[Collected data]

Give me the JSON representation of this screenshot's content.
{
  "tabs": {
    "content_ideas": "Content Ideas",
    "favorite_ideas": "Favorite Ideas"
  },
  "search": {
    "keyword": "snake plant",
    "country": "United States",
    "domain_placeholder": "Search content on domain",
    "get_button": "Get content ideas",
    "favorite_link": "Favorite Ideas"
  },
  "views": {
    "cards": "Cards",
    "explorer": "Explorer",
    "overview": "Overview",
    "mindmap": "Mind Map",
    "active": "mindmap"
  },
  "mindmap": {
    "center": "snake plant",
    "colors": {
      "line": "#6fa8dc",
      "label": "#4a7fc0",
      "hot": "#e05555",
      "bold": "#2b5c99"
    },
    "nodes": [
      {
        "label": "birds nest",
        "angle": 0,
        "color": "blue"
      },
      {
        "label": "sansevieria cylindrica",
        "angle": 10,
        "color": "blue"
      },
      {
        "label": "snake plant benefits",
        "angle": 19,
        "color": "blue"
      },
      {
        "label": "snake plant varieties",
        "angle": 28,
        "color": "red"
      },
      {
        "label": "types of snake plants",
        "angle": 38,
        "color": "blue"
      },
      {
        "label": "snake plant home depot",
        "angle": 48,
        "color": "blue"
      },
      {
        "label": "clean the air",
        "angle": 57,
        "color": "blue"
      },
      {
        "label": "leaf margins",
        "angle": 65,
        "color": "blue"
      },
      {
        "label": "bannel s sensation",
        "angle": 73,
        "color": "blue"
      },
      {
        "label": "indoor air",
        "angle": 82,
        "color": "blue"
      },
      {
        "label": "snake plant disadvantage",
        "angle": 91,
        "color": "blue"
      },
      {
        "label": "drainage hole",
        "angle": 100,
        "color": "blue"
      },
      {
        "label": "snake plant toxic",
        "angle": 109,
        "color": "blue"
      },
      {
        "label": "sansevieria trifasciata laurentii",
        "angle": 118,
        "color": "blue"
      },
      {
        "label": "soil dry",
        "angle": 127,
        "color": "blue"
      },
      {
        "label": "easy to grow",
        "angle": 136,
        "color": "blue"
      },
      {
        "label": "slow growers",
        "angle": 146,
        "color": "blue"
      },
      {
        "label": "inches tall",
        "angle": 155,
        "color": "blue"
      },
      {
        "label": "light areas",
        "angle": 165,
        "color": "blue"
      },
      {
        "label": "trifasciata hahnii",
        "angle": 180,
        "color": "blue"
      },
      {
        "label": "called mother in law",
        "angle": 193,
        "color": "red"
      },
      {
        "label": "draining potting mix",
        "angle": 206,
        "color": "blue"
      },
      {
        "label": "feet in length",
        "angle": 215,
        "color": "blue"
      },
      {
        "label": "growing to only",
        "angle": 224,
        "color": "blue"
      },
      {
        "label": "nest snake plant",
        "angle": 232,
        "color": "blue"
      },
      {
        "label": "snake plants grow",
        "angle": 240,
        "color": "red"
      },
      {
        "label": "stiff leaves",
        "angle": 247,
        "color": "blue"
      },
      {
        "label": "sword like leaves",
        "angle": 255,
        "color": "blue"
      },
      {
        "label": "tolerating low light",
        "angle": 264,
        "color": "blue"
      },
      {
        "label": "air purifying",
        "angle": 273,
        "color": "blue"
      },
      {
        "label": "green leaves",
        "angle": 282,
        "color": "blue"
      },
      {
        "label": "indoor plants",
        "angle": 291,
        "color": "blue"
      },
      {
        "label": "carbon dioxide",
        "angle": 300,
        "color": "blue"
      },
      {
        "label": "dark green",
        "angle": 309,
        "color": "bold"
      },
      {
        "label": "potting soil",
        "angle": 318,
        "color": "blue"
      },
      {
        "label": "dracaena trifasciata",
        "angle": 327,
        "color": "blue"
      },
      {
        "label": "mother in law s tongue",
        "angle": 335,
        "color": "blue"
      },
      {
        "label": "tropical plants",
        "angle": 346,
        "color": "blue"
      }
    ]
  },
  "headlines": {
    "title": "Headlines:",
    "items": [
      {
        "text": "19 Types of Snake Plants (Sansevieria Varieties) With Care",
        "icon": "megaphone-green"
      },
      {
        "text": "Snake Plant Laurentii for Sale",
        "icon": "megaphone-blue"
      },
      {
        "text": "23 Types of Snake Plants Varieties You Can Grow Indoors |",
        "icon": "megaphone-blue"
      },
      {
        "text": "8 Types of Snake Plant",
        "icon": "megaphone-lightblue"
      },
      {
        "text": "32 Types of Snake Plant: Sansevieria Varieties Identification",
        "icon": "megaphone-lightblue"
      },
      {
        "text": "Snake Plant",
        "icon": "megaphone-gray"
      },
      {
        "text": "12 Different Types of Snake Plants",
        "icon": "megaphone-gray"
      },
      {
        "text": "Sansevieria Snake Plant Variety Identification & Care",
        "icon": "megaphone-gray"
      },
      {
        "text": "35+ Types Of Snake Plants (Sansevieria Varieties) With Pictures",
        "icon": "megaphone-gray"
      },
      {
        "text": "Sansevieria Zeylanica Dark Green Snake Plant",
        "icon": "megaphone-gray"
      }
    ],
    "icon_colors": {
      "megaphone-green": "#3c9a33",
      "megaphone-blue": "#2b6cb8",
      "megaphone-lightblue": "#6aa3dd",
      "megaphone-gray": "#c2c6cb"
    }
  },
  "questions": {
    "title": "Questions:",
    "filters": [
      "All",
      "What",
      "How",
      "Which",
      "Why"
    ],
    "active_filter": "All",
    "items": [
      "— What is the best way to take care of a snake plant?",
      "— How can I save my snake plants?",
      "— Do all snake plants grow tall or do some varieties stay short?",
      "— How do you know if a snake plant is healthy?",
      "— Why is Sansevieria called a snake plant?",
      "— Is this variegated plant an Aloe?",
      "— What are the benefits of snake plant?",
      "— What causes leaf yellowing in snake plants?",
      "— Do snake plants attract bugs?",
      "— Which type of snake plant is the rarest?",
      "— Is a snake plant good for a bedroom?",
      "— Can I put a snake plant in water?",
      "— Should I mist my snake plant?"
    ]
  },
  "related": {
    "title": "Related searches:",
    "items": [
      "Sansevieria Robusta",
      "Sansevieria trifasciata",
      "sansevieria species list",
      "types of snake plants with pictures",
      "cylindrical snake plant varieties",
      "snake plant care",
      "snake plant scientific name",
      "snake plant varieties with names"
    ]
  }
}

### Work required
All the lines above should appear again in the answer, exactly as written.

### Task output
Give me the JSON representation of this screenshot's content.
{
  "tabs": {
    "content_ideas": "Content Ideas",
    "favorite_ideas": "Favorite Ideas"
  },
  "search": {
    "keyword": "snake plant",
    "country": "United States",
    "domain_placeholder": "Search content on domain",
    "get_button": "Get content ideas",
    "favorite_link": "Favorite Ideas"
  },
  "views": {
    "cards": "Cards",
    "explorer": "Explorer",
    "overview": "Overview",
    "mindmap": "Mind Map",
    "active": "mindmap"
  },
  "mindmap": {
    "center": "snake plant",
    "colors": {
      "line": "#6fa8dc",
      "label": "#4a7fc0",
      "hot": "#e05555",
      "bold": "#2b5c99"
    },
    "nodes": [
      {
        "label": "birds nest",
        "angle": 0,
        "color": "blue"
      },
      {
        "label": "sansevieria cylindrica",
        "angle": 10,
        "color": "blue"
      },
      {
        "label": "snake plant benefits",
        "angle": 19,
        "color": "blue"
      },
      {
        "label": "snake plant varieties",
        "angle": 28,
        "color": "red"
      },
      {
        "label": "types of snake plants",
        "angle": 38,
        "color": "blue"
      },
      {
        "label": "snake plant home depot",
        "angle": 48,
        "color": "blue"
      },
      {
        "label": "clean the air",
        "angle": 57,
        "color": "blue"
      },
      {
        "label": "leaf margins",
        "angle": 65,
        "color": "blue"
      },
      {
        "label": "bannel s sensation",
        "angle": 73,
        "color": "blue"
      },
      {
        "label": "indoor air",
        "angle": 82,
        "color": "blue"
      },
      {
        "label": "snake plant disadvantage",
        "angle": 91,
        "color": "blue"
      },
      {
        "label": "drainage hole",
        "angle": 100,
        "color": "blue"
      },
      {
        "label": "snake plant toxic",
        "angle": 109,
        "color": "blue"
      },
      {
        "label": "sansevieria trifasciata laurentii",
        "angle": 118,
        "color": "blue"
      },
      {
        "label": "soil dry",
        "angle": 127,
        "color": "blue"
      },
      {
        "label": "easy to grow",
        "angle": 136,
        "color": "blue"
      },
      {
        "label": "slow growers",
        "angle": 146,
        "color": "blue"
      },
      {
        "label": "inches tall",
        "angle": 155,
        "color": "blue"
      },
      {
        "label": "light areas",
        "angle": 165,
        "color": "blue"
      },
      {
        "label": "trifasciata hahnii",
        "angle": 180,
        "color": "blue"
      },
      {
        "label": "called mother in law",
        "angle": 193,
        "color": "red"
      },
      {
        "label": "draining potting mix",
        "angle": 206,
        "color": "blue"
      },
      {
        "label": "feet in length",
        "angle": 215,
        "color": "blue"
      },
      {
        "label": "growing to only",
        "angle": 224,
        "color": "blue"
      },
      {
        "label": "nest snake plant",
        "angle": 232,
        "color": "blue"
      },
      {
        "label": "snake plants grow",
        "angle": 240,
        "color": "red"
      },
      {
        "label": "stiff leaves",
        "angle": 247,
        "color": "blue"
      },
      {
        "label": "sword like leaves",
        "angle": 255,
        "color": "blue"
      },
      {
        "label": "tolerating low light",
        "angle": 264,
        "color": "blue"
      },
      {
        "label": "air purifying",
        "angle": 273,
        "color": "blue"
      },
      {
        "label": "green leaves",
        "angle": 282,
        "color": "blue"
      },
      {
        "label": "indoor plants",
        "angle": 291,
        "color": "blue"
      },
      {
        "label": "carbon dioxide",
        "angle": 300,
        "color": "blue"
      },
      {
        "label": "dark green",
        "angle": 309,
        "color": "bold"
      },
      {
        "label": "potting soil",
        "angle": 318,
        "color": "blue"
      },
      {
        "label": "dracaena trifasciata",
        "angle": 327,
        "color": "blue"
      },
      {
        "label": "mother in law s tongue",
        "angle": 335,
        "color": "blue"
      },
      {
        "label": "tropical plants",
        "angle": 346,
        "color": "blue"
      }
    ]
  },
  "headlines": {
    "title": "Headlines:",
    "items": [
      {
        "text": "19 Types of Snake Plants (Sansevieria Varieties) With Care",
        "icon": "megaphone-green"
      },
      {
        "text": "Snake Plant Laurentii for Sale",
        "icon": "megaphone-blue"
      },
      {
        "text": "23 Types of Snake Plants Varieties You Can Grow Indoors |",
        "icon": "megaphone-blue"
      },
      {
        "text": "8 Types of Snake Plant",
        "icon": "megaphone-lightblue"
      },
      {
        "text": "32 Types of Snake Plant: Sansevieria Varieties Identification",
        "icon": "megaphone-lightblue"
      },
      {
        "text": "Snake Plant",
        "icon": "megaphone-gray"
      },
      {
        "text": "12 Different Types of Snake Plants",
        "icon": "megaphone-gray"
      },
      {
        "text": "Sansevieria Snake Plant Variety Identification & Care",
        "icon": "megaphone-gray"
      },
      {
        "text": "35+ Types Of Snake Plants (Sansevieria Varieties) With Pictures",
        "icon": "megaphone-gray"
      },
      {
        "text": "Sansevieria Zeylanica Dark Green Snake Plant",
        "icon": "megaphone-gray"
      }
    ],
    "icon_colors": {
      "megaphone-green": "#3c9a33",
      "megaphone-blue": "#2b6cb8",
      "megaphone-lightblue": "#6aa3dd",
      "megaphone-gray": "#c2c6cb"
    }
  },
  "questions": {
    "title": "Questions:",
    "filters": [
      "All",
      "What",
      "How",
      "Which",
      "Why"
    ],
    "active_filter": "All",
    "items": [
      "— What is the best way to take care of a snake plant?",
      "— How can I save my snake plants?",
      "— Do all snake plants grow tall or do some varieties stay short?",
      "— How do you know if a snake plant is healthy?",
      "— Why is Sansevieria called a snake plant?",
      "— Is this variegated plant an Aloe?",
      "— What are the benefits of snake plant?",
      "— What causes leaf yellowing in snake plants?",
      "— Do snake plants attract bugs?",
      "— Which type of snake plant is the rarest?",
      "— Is a snake plant good for a bedroom?",
      "— Can I put a snake plant in water?",
      "— Should I mist my snake plant?"
    ]
  },
  "related": {
    "title": "Related searches:",
    "items": [
      "Sansevieria Robusta",
      "Sansevieria trifasciata",
      "sansevieria species list",
      "types of snake plants with pictures",
      "cylindrical snake plant varieties",
      "snake plant care",
      "snake plant scientific name",
      "snake plant varieties with names"
    ]
  }
}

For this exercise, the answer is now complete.